AS the summer season fast approaches, many adults and children will be flocking to the water to cool down and safety experts have issued a stern warning to parents: “Don’t take your eyes off your children for even a second!”
Three children drown in South Africa every day according to Swim Alive. For every child who drowns, five are left brain damaged, as only four minutes without oxygen can cause irreversible brain damage, they say.
“With Nelson Mandela Bay already experiencing high temperatures, children cool down wherever they can, most of them unsupervised, and that is very dangerous,” Summerstrand lifesaving spokesman Stanford Slabbert said.
“There are numerous dams and bodies of water where youngsters swim that are not suitable because of health reasons. Many of these children also do not know how to swim.
“The problem stems from non-experienced children panicking and gulping in water. It takes just a matter of seconds for a child to drown.”
Pools are also of concern. A pilot bylaw in Gauteng states all pools – including private residential pools – must be covered or the pool must be enclosed with a fence.
Should the bylaw prove effective in curbing drownings, it may be implemented in Nelson Mandela Bay.
Swimpool Centre owner Lawrence Kraitzick said there should not be access to a domestic swimming pool from the street, and that having a bylaw enforcing covers or fences could be useful.
“It would be a good idea to enforce something like that,” said Kraitzick, who has 34 years experience in the business.
Municipal spokesman Kupido Baron said it was not possible to police all bodies of water.
“What we do have is a swimming programme that teaches children water safety and how to swim.”
The municipality’s aquatic development officer, Paul Niemann, said they had been hosting various water safety programmes for the last six years.
“The municipality has a development programme in place that allows us to go to various schools in disadvantaged areas and teach them water safety aspects,” said Niemann.
One such programme, Learn2swim, trains members of the community who then train about 20 children to swim over a 10-week course.
Another programme is Pool Splash where basic safety skills are taught to children.
Niemann visited Redhouse last weekto talk to the children about the river and safety.
He said drownings during the summer season had become a regular occurrence in this area.
“Children will be children and even though we would prefer they do not swim in the river, they end up doing so.
“Giving them basic tips like not diving into murky water and not swimming alone and entering the water slowly could save a life.
“We also run an oceans programme which teaches children water safety, how to have fun on the beach and also about tides,” Niemann said.

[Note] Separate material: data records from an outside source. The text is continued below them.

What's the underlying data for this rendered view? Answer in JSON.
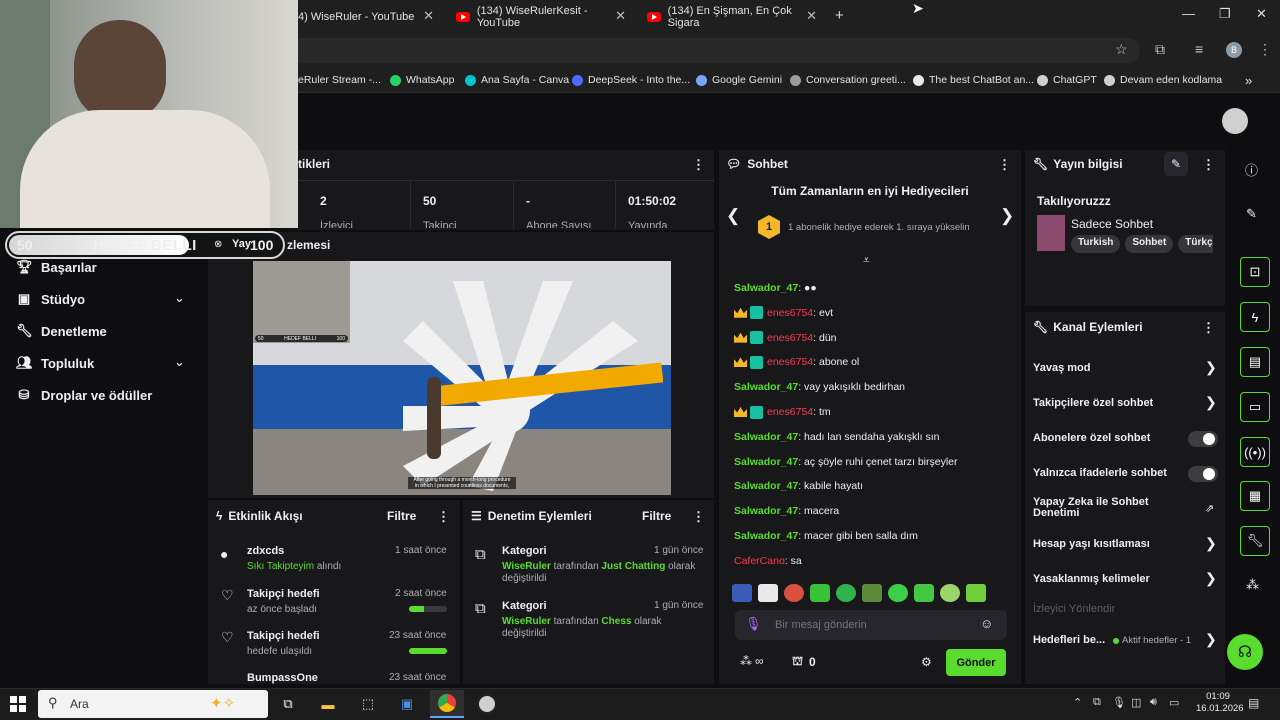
{
  "browser": {
    "tabs": [
      {
        "label": "4) WiseRuler - YouTube"
      },
      {
        "label": "(134) WiseRulerKesit - YouTube"
      },
      {
        "label": "(134) En Şişman, En Çok Sigara"
      }
    ],
    "bookmarks": [
      {
        "label": "eRuler Stream -..."
      },
      {
        "label": "WhatsApp"
      },
      {
        "label": "Ana Sayfa - Canva"
      },
      {
        "label": "DeepSeek - Into the..."
      },
      {
        "label": "Google Gemini"
      },
      {
        "label": "Conversation greeti..."
      },
      {
        "label": "The best ChatBot an..."
      },
      {
        "label": "ChatGPT"
      },
      {
        "label": "Devam eden kodlama"
      }
    ],
    "profile_letter": "B",
    "more_bookmarks": "»",
    "new_tab": "+"
  },
  "overlay": {
    "left_value": "50",
    "label": "HEDEF BELLI",
    "right_value": "100"
  },
  "nav": {
    "items": [
      {
        "label": "Başarılar"
      },
      {
        "label": "Stüdyo"
      },
      {
        "label": "Denetleme"
      },
      {
        "label": "Topluluk"
      },
      {
        "label": "Droplar ve ödüller"
      }
    ]
  },
  "stats": {
    "title": "tikleri",
    "cells": [
      {
        "value": "2",
        "label": "İzleyici"
      },
      {
        "value": "50",
        "label": "Takipçi"
      },
      {
        "value": "-",
        "label": "Abone Sayısı"
      },
      {
        "value": "01:50:02",
        "label": "Yayında"
      }
    ]
  },
  "preview": {
    "title": "Yayın önizlemesi",
    "title_visible": "zlemesi",
    "subtitle_line1": "After going through a month-long procedure",
    "subtitle_line2": "in which I presented countless documents,",
    "mini_label": "HEDEF BELLI",
    "mini_left": "50",
    "mini_right": "100"
  },
  "chat": {
    "title": "Sohbet",
    "hype_title": "Tüm Zamanların en iyi Hediyecileri",
    "hype_rank": "1",
    "hype_text": "1 abonelik hediye ederek 1. sıraya yükselin",
    "messages": [
      {
        "user": "Salwador_47",
        "text": ": ●●",
        "style": "green",
        "badges": false
      },
      {
        "user": "enes6754",
        "text": ": evt",
        "style": "red",
        "badges": true
      },
      {
        "user": "enes6754",
        "text": ": dün",
        "style": "red",
        "badges": true
      },
      {
        "user": "enes6754",
        "text": ": abone ol",
        "style": "red",
        "badges": true
      },
      {
        "user": "Salwador_47",
        "text": ": vay yakışıklı bedirhan",
        "style": "green",
        "badges": false
      },
      {
        "user": "enes6754",
        "text": ": tm",
        "style": "red",
        "badges": true
      },
      {
        "user": "Salwador_47",
        "text": ": hadı lan sendaha yakışklı sın",
        "style": "green",
        "badges": false
      },
      {
        "user": "Salwador_47",
        "text": ": aç şöyle ruhi çenet tarzı birşeyler",
        "style": "green",
        "badges": false
      },
      {
        "user": "Salwador_47",
        "text": ": kabile hayatı",
        "style": "green",
        "badges": false
      },
      {
        "user": "Salwador_47",
        "text": ": macera",
        "style": "green",
        "badges": false
      },
      {
        "user": "Salwador_47",
        "text": ": macer gibi ben salla dım",
        "style": "green",
        "badges": false
      },
      {
        "user": "CaferCano",
        "text": ": sa",
        "style": "red",
        "badges": false
      }
    ],
    "input_placeholder": "Bir mesaj gönderin",
    "points": "∞",
    "bits": "0",
    "send_label": "Gönder"
  },
  "stream_info": {
    "title": "Yayın bilgisi",
    "stream_title": "Takılıyoruzzz",
    "category": "Sadece Sohbet",
    "tags": [
      "Turkish",
      "Sohbet",
      "Türkçe"
    ]
  },
  "channel_actions": {
    "title": "Kanal Eylemleri",
    "items": [
      {
        "label": "Yavaş mod",
        "type": "chevron"
      },
      {
        "label": "Takipçilere özel sohbet",
        "type": "chevron"
      },
      {
        "label": "Abonelere özel sohbet",
        "type": "toggle"
      },
      {
        "label": "Yalnızca ifadelerle sohbet",
        "type": "toggle"
      },
      {
        "label": "Yapay Zeka ile Sohbet Denetimi",
        "type": "external"
      },
      {
        "label": "Hesap yaşı kısıtlaması",
        "type": "chevron"
      },
      {
        "label": "Yasaklanmış kelimeler",
        "type": "chevron"
      },
      {
        "label": "İzleyici Yönlendir",
        "type": "disabled"
      },
      {
        "label": "Hedefleri be...",
        "type": "chevron",
        "extra": "Aktif hedefler - 1"
      }
    ]
  },
  "activity": {
    "title": "Etkinlik Akışı",
    "filter_label": "Filtre",
    "items": [
      {
        "title": "zdxcds",
        "sub_highlight": "Sıkı Takipteyim",
        "sub": " alındı",
        "time": "1 saat önce"
      },
      {
        "title": "Takipçi hedefi",
        "sub": "az önce başladı",
        "time": "2 saat önce",
        "progress": 0.4
      },
      {
        "title": "Takipçi hedefi",
        "sub": "hedefe ulaşıldı",
        "time": "23 saat önce",
        "progress": 1.0
      },
      {
        "title": "BumpassOne",
        "sub": "",
        "time": "23 saat önce"
      }
    ]
  },
  "moderation": {
    "title": "Denetim Eylemleri",
    "filter_label": "Filtre",
    "items": [
      {
        "title": "Kategori",
        "user": "WiseRuler",
        "mid": " tarafından ",
        "cat": "Just Chatting",
        "end": " olarak değiştirildi",
        "time": "1 gün önce"
      },
      {
        "title": "Kategori",
        "user": "WiseRuler",
        "mid": " tarafından ",
        "cat": "Chess",
        "end": " olarak değiştirildi",
        "time": "1 gün önce"
      }
    ]
  },
  "taskbar": {
    "search_label": "Ara",
    "time": "01:09",
    "date": "16.01.2026"
  },
  "colors": {
    "accent_green": "#5adc2f",
    "twitch_red": "#ff3a4f",
    "panel_bg": "#18181b"
  }
}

Beaches can also be dangerous, but most are manned by municipal lifeguards.
Main beaches like Pollok, Kings, Wells Estate, Bluewater Bay and Brighton Beach will attract a number of bathers this season and Michael Zoetmulder from Zports said even though there were lifeguards on duty, bathers should take caution.
He said swimming in areas not demarcated by flags on any of the beaches was very dangerous.
“The flags are in place to protect bathers. Hobie, Kings and Humewood experience rip tides and even the most experienced swimmers could get into difficulty.”
Zoetmulder said parents should remember the number one rule of never leaving your children unattended.
“Many problems arise in the areas where children are swimming in estuaries, rivers and dams where there is no supervision and many of them cannot swim.
“Places like the North End lake are also not suitable for swimming at the moment.”
The opening of two new pools in the Zwide and Kwanobuhle areas will give residents access to proper facilities where there will be lifeguards on duty.
Lifesaving Eastern Cape regional secretary Marcelle Thompson said there would be about 400 volunteer lifeguards from the various clubs in Port Elizabeth on duty from November 5 on Saturdays, Sundays and public holidays.
“The biggest thing we need to remind bathers about is staying within the demarcated area which is usually between flags.
“Youngsters should also not swim alone, after eating or after consuming alcohol,” Thompson said.
She said lifeguards would be on duty from 9am to 5pm in November and from about 8am to 6pm from the beginning of December to mid January and then reverting back to 9 to 5pm.
The municipality was this week unable to say how many lifeguards would be on duty at the beaches or swimming pools during the summer season.